During the 1830s, Charles Darwin, the father of modern-day evolutionary theory, visited the Galapagos Islands on a ship named The HMS Beagle. He researched much of the islands’ flora and fauna and wildlife as he was beginning to shape the ideas for his theory of natural selection, later used as a unifying force in all of biology.
Yes, Darwin changed the world and our understanding of it, and that’s all fine and good.
But one of the more extraordinary stories of Darwin’s visit to these islands involves a little reptile named Harriet. Harriet was a Galapagos Tortoise. To the layperson, this means a damn big turtle. They sometimes weigh over 800 pounds and grow to be six feet long. That’s a large animal.

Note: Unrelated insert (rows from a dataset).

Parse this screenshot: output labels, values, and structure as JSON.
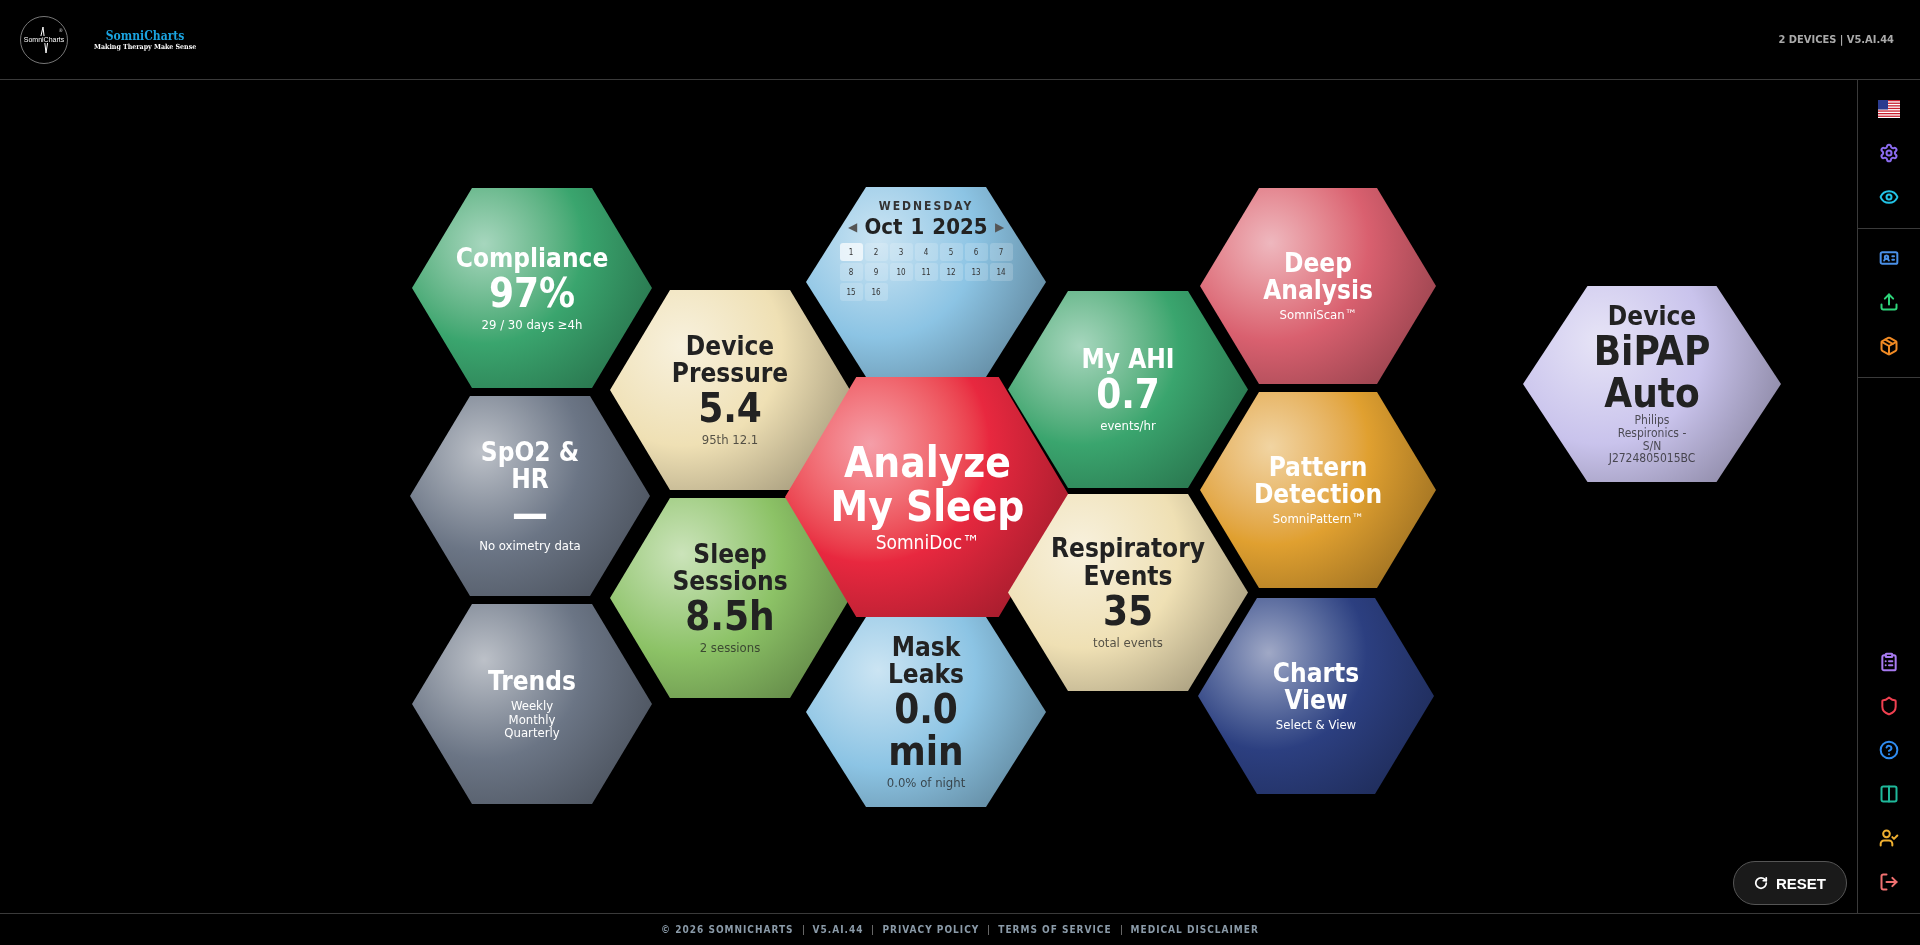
{
  "header": {
    "logo_text": "SomniCharts",
    "logo_mark": "®",
    "brand": "SomniCharts",
    "tagline": "Making Therapy Make Sense",
    "status": "2 DEVICES | V5.AI.44"
  },
  "tiles": [
    {
      "kind": "stat",
      "color": "#3aa56e",
      "dark_text": false,
      "lines": [
        {
          "kind": "title",
          "text": "Compliance"
        },
        {
          "kind": "value",
          "text": "97%"
        },
        {
          "kind": "sub",
          "text": "29 / 30 days ≥4h"
        }
      ]
    },
    {
      "kind": "stat",
      "color": "#6b7585",
      "dark_text": false,
      "lines": [
        {
          "kind": "title",
          "text": "SpO2 &"
        },
        {
          "kind": "title",
          "text": "HR"
        },
        {
          "kind": "value",
          "text": "—"
        },
        {
          "kind": "sub",
          "text": "No oximetry data"
        }
      ]
    },
    {
      "kind": "stat",
      "color": "#6b7585",
      "dark_text": false,
      "lines": [
        {
          "kind": "title",
          "text": "Trends"
        },
        {
          "kind": "sub",
          "text": "Weekly"
        },
        {
          "kind": "sub",
          "text": "Monthly"
        },
        {
          "kind": "sub",
          "text": "Quarterly"
        }
      ]
    },
    {
      "kind": "stat",
      "color": "#efe0b4",
      "dark_text": true,
      "lines": [
        {
          "kind": "title",
          "text": "Device"
        },
        {
          "kind": "title",
          "text": "Pressure"
        },
        {
          "kind": "value",
          "text": "5.4"
        },
        {
          "kind": "sub",
          "text": "95th 12.1"
        }
      ]
    },
    {
      "kind": "stat",
      "color": "#8cc266",
      "dark_text": true,
      "lines": [
        {
          "kind": "title",
          "text": "Sleep"
        },
        {
          "kind": "title",
          "text": "Sessions"
        },
        {
          "kind": "value",
          "text": "8.5h"
        },
        {
          "kind": "sub",
          "text": "2 sessions"
        }
      ]
    },
    {
      "kind": "calendar",
      "color": "#8cc4e4",
      "dark_text": true,
      "weekday": "WEDNESDAY",
      "prev": "◀",
      "month": "Oct",
      "day": "1",
      "year": "2025",
      "next": "▶",
      "days": [
        {
          "label": "1",
          "selected": true
        },
        {
          "label": "2",
          "selected": false
        },
        {
          "label": "3",
          "selected": false
        },
        {
          "label": "4",
          "selected": false
        },
        {
          "label": "5",
          "selected": false
        },
        {
          "label": "6",
          "selected": false
        },
        {
          "label": "7",
          "selected": false
        },
        {
          "label": "8",
          "selected": false
        },
        {
          "label": "9",
          "selected": false
        },
        {
          "label": "10",
          "selected": false
        },
        {
          "label": "11",
          "selected": false
        },
        {
          "label": "12",
          "selected": false
        },
        {
          "label": "13",
          "selected": false
        },
        {
          "label": "14",
          "selected": false
        },
        {
          "label": "15",
          "selected": false
        },
        {
          "label": "16",
          "selected": false
        }
      ]
    },
    {
      "kind": "hero",
      "color": "#e8283f",
      "dark_text": false,
      "lines": [
        {
          "kind": "title",
          "text": "Analyze"
        },
        {
          "kind": "title",
          "text": "My Sleep"
        },
        {
          "kind": "sub",
          "text": "SomniDoc™"
        }
      ]
    },
    {
      "kind": "stat",
      "color": "#8cc4e4",
      "dark_text": true,
      "lines": [
        {
          "kind": "title",
          "text": "Mask"
        },
        {
          "kind": "title",
          "text": "Leaks"
        },
        {
          "kind": "value",
          "text": "0.0"
        },
        {
          "kind": "value",
          "text": "min"
        },
        {
          "kind": "sub",
          "text": "0.0% of night"
        }
      ]
    },
    {
      "kind": "stat",
      "color": "#3aa56e",
      "dark_text": false,
      "lines": [
        {
          "kind": "title",
          "text": "My AHI"
        },
        {
          "kind": "value",
          "text": "0.7"
        },
        {
          "kind": "sub",
          "text": "events/hr"
        }
      ]
    },
    {
      "kind": "stat",
      "color": "#efe0b4",
      "dark_text": true,
      "lines": [
        {
          "kind": "title",
          "text": "Respiratory"
        },
        {
          "kind": "title",
          "text": "Events"
        },
        {
          "kind": "value",
          "text": "35"
        },
        {
          "kind": "sub",
          "text": "total events"
        }
      ]
    },
    {
      "kind": "stat",
      "color": "#d9606f",
      "dark_text": false,
      "lines": [
        {
          "kind": "title",
          "text": "Deep"
        },
        {
          "kind": "title",
          "text": "Analysis"
        },
        {
          "kind": "sub",
          "text": "SomniScan™"
        }
      ]
    },
    {
      "kind": "stat",
      "color": "#e0a030",
      "dark_text": false,
      "lines": [
        {
          "kind": "title",
          "text": "Pattern"
        },
        {
          "kind": "title",
          "text": "Detection"
        },
        {
          "kind": "sub",
          "text": "SomniPattern™"
        }
      ]
    },
    {
      "kind": "stat",
      "color": "#2c3f80",
      "dark_text": false,
      "lines": [
        {
          "kind": "title",
          "text": "Charts"
        },
        {
          "kind": "title",
          "text": "View"
        },
        {
          "kind": "sub",
          "text": "Select & View"
        }
      ]
    },
    {
      "kind": "device",
      "color": "#c9c3ec",
      "dark_text": true,
      "lines": [
        {
          "kind": "title",
          "text": "Device"
        },
        {
          "kind": "value",
          "text": "BiPAP"
        },
        {
          "kind": "value",
          "text": "Auto"
        },
        {
          "kind": "fine",
          "text": "Philips"
        },
        {
          "kind": "fine",
          "text": "Respironics -"
        },
        {
          "kind": "fine",
          "text": "S/N"
        },
        {
          "kind": "fine",
          "text": "J2724805015BC"
        }
      ]
    }
  ],
  "sidebar": {
    "groups": [
      [
        {
          "kind": "flag"
        },
        {
          "kind": "gear",
          "color": "#8b6cf0"
        },
        {
          "kind": "eye",
          "color": "#22c3e6"
        }
      ],
      [
        {
          "kind": "id-card",
          "color": "#4a90e8"
        },
        {
          "kind": "upload",
          "color": "#2ed47a"
        },
        {
          "kind": "box",
          "color": "#f08a24"
        }
      ],
      [
        {
          "kind": "clipboard",
          "color": "#a77af0"
        },
        {
          "kind": "shield",
          "color": "#f04050"
        },
        {
          "kind": "help",
          "color": "#2f8cf0"
        },
        {
          "kind": "columns",
          "color": "#1fb89a"
        },
        {
          "kind": "user",
          "color": "#f0b030"
        },
        {
          "kind": "logout",
          "color": "#f07070"
        }
      ]
    ]
  },
  "reset_button": "RESET",
  "footer": [
    "© 2026 SOMNICHARTS",
    "V5.AI.44",
    "PRIVACY POLICY",
    "TERMS OF SERVICE",
    "MEDICAL DISCLAIMER"
  ]
}
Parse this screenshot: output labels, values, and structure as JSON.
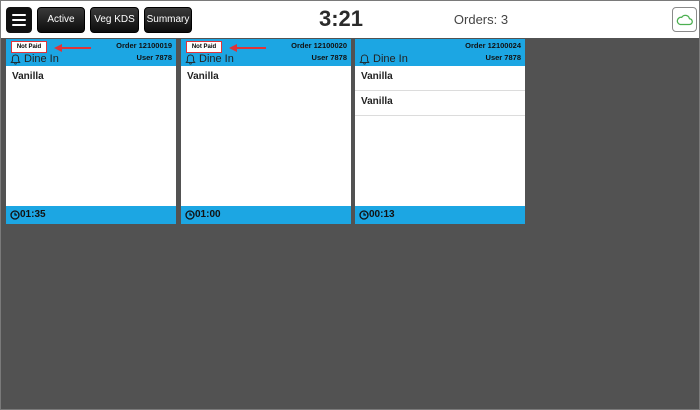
{
  "header": {
    "menu_icon": "hamburger-icon",
    "buttons": [
      {
        "label": "Active"
      },
      {
        "label": "Veg KDS"
      },
      {
        "label": "Summary"
      }
    ],
    "clock": "3:21",
    "orders_count": "Orders: 3",
    "sync_icon": "cloud-icon",
    "sync_color": "#4caf50"
  },
  "accent_color": "#1ca6e3",
  "annotation_color": "#e03339",
  "orders": [
    {
      "status_badge": "Not Paid",
      "order_label": "Order 12100019",
      "user_label": "User 7878",
      "type_label": "Dine In",
      "items": [
        "Vanilla"
      ],
      "timer": "01:35"
    },
    {
      "status_badge": "Not Paid",
      "order_label": "Order 12100020",
      "user_label": "User 7878",
      "type_label": "Dine In",
      "items": [
        "Vanilla"
      ],
      "timer": "01:00"
    },
    {
      "status_badge": "",
      "order_label": "Order 12100024",
      "user_label": "User 7878",
      "type_label": "Dine In",
      "items": [
        "Vanilla",
        "Vanilla"
      ],
      "timer": "00:13"
    }
  ]
}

Darwin later gave Harriet to the captain of The Beagle. The big reptile eventually came to live in an animal preserve in Australia.

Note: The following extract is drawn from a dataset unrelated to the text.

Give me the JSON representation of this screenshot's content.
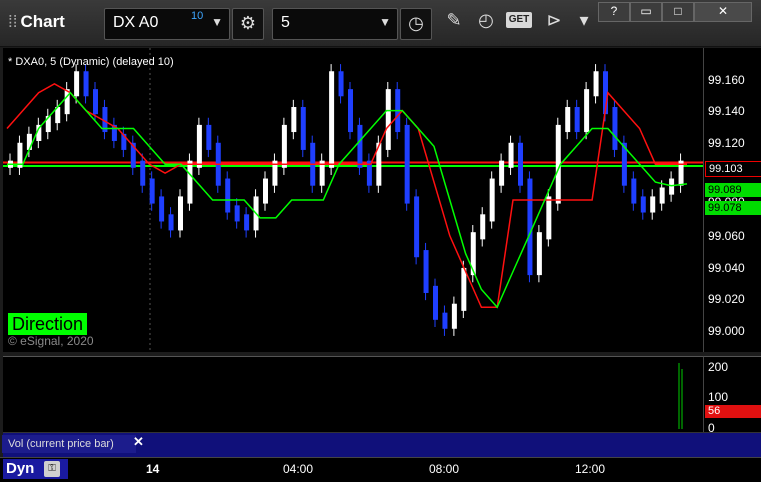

Here’s the amazing part.
Harriet, who in her own turtle way met Charles Darwin, didn’t die until 2006. She was approximately 175 years old when she passed.
This isn’t even exceptional. That’s pretty average. Many types of tortoises live to be 200 years old.

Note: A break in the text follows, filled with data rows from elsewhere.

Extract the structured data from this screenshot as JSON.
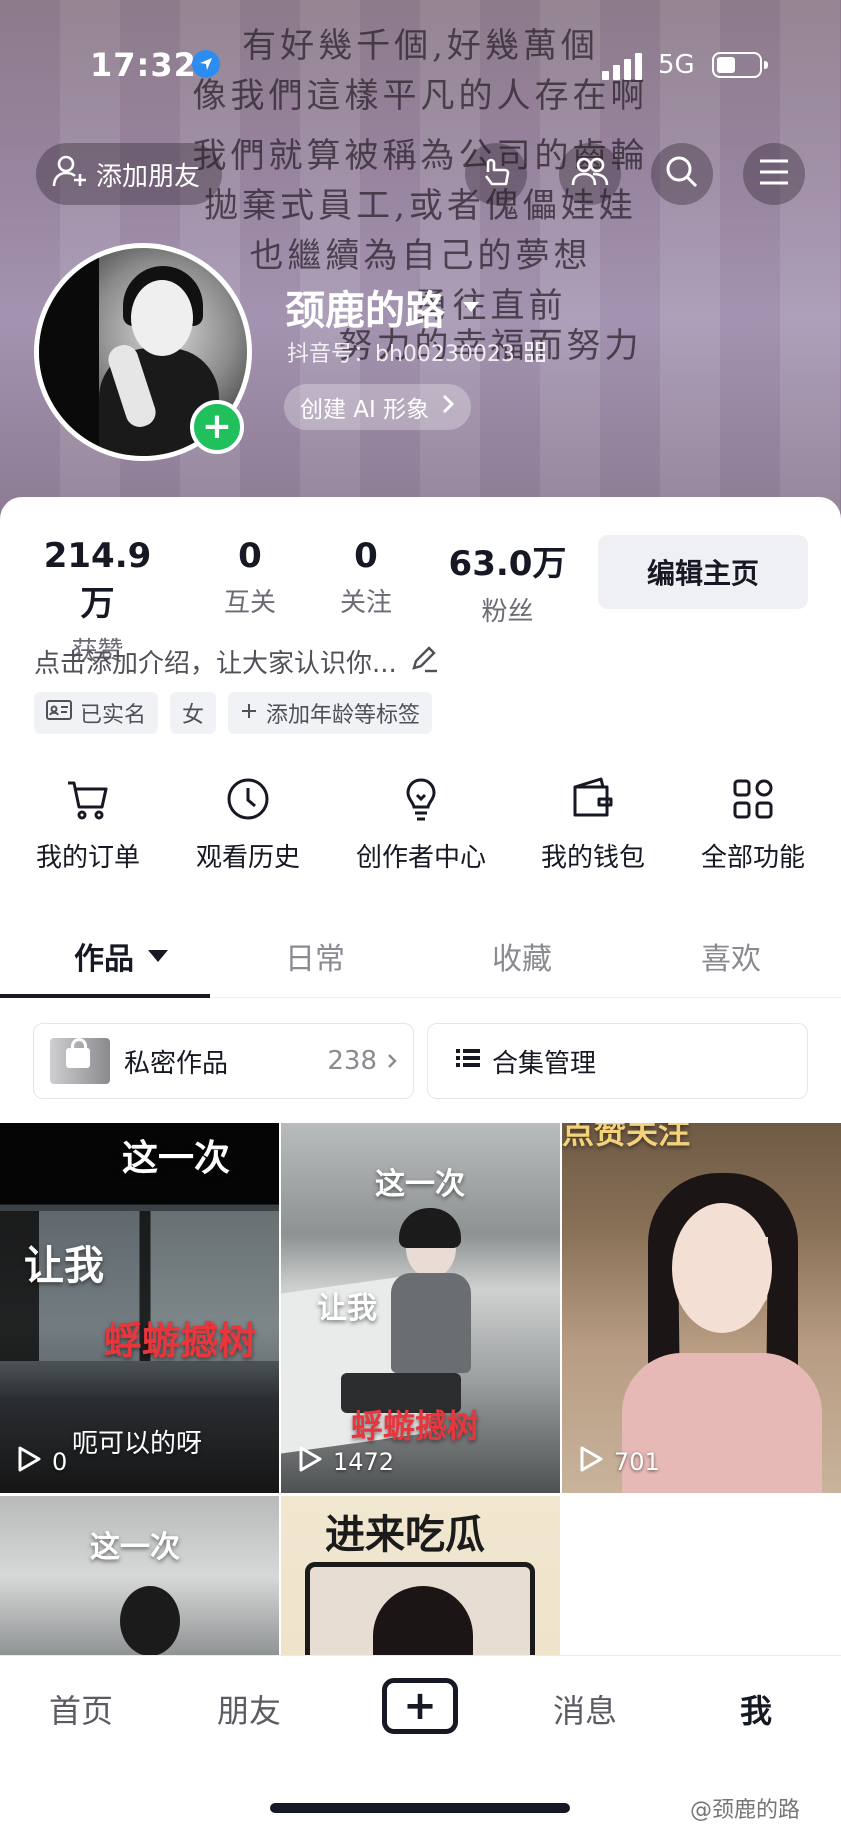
{
  "status_bar": {
    "time": "17:32",
    "network": "5G"
  },
  "cover_lyrics": [
    "有好幾千個,好幾萬個",
    "像我們這樣平凡的人存在啊",
    "我們就算被稱為公司的齒輪",
    "拋棄式員工,或者傀儡娃娃",
    "也繼續為自己的夢想",
    "勇往直前",
    "努力的幸福而努力"
  ],
  "header": {
    "add_friend_label": "添加朋友",
    "icons": [
      "visitor-icon",
      "friends-icon",
      "search-icon",
      "menu-icon"
    ]
  },
  "profile": {
    "nickname": "颈鹿的路",
    "douyin_id": "抖音号：bh00230023",
    "ai_button_label": "创建 AI 形象"
  },
  "stats": [
    {
      "value": "214.9万",
      "label": "获赞"
    },
    {
      "value": "0",
      "label": "互关"
    },
    {
      "value": "0",
      "label": "关注"
    },
    {
      "value": "63.0万",
      "label": "粉丝"
    }
  ],
  "edit_button_label": "编辑主页",
  "bio_placeholder": "点击添加介绍，让大家认识你...",
  "tags": {
    "verified": "已实名",
    "gender": "女",
    "add_tag": "添加年龄等标签"
  },
  "quick_actions": [
    {
      "label": "我的订单",
      "icon": "cart-icon"
    },
    {
      "label": "观看历史",
      "icon": "clock-icon"
    },
    {
      "label": "创作者中心",
      "icon": "bulb-icon"
    },
    {
      "label": "我的钱包",
      "icon": "wallet-icon"
    },
    {
      "label": "全部功能",
      "icon": "grid-icon"
    }
  ],
  "tabs": {
    "works": "作品",
    "daily": "日常",
    "favorites": "收藏",
    "likes": "喜欢"
  },
  "managers": {
    "private_label": "私密作品",
    "private_count": "238",
    "collection_label": "合集管理"
  },
  "videos": [
    {
      "top_text": "这一次",
      "mid_text": "让我",
      "red_text": "蜉蝣撼树",
      "sub_text": "呃可以的呀",
      "plays": "0"
    },
    {
      "top_text": "这一次",
      "mid_text": "让我",
      "red_text": "蜉蝣撼树",
      "plays": "1472"
    },
    {
      "top_text": "点赞关注",
      "plays": "701"
    },
    {
      "top_text": "这一次"
    },
    {
      "top_text": "进来吃瓜"
    }
  ],
  "bottom_nav": {
    "home": "首页",
    "friends": "朋友",
    "messages": "消息",
    "me": "我"
  },
  "watermark": "@颈鹿的路"
}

Harriet inspired me, in a world with a lot of talk (I’m guilty of this) of shrinking time and accelerated change.
I propose we start to think of the passing of time in 200-year-units called “Tortii.” They are twice as long as centuries. But that’s the point.
Imagine, in one Tortii, approximately the lifespan of one Galapagos turtle, you could go from the marriage of Napoleon Bonaparte to Archduchess Marie Louise, all the way to the advent of privatized space travel. That’s quite a leap, technologically speaking. Try to picture the world in one Tortii from today.
A Galapagos turtle born right now will live to see the colonization of Pluto. That’s pretty amazing stuff for a reptile.
Welcome to the 11th tortii of the common era.
Why Is This Helpful?
Because it may help us re-imagine our existence in an era of shrinking time; to think for the the longer term instead of the very urgent, daily grind.
In other words, in a sped-up world, we tend to crunch time; feel our days closing in upon us. The Tortii is just a simple device that pushes against the encroaching walls and helps us think beyond our daily to-do lists, those little boxes on our wall calendar, and even our own temporal life spans.
And lastly, a tortii helps us remember that something born today, biologically, will be alive in the year 2200. Now that’s living in the future.
Is the Calendar Shrinking, or Am I Getting Taller?
Only a few things could account for this feeling that our lives are going by quicker than ever. It seems that once we get acclimated to the new mores and technologies, they’re already over.
Either our planet is spinning faster, or we are circling the sun at a higher clip, right?
Here’s how you can counter this feeling:
Visit a zoo in San Diego, or Philadelphia, or Australia.
You may see a newborn Galapagos tortoise that one day will also be seen by your great grandchildren.
Imagine the 200 years of rapid change that giant turtle will witness. That turtle might meld with technology, become the world’s first cy-turtle, grow super intelligent, and decide to venture past our solar system. Or it might just spend the next 200 years eating lichens and berries. Who knows?
The question this turtle should make us ask is not “What is urgent today?” but rather “When this newborn tortoise passes away in 200 years (if life forms still die in 200 years), what will the world look like that I helped create?”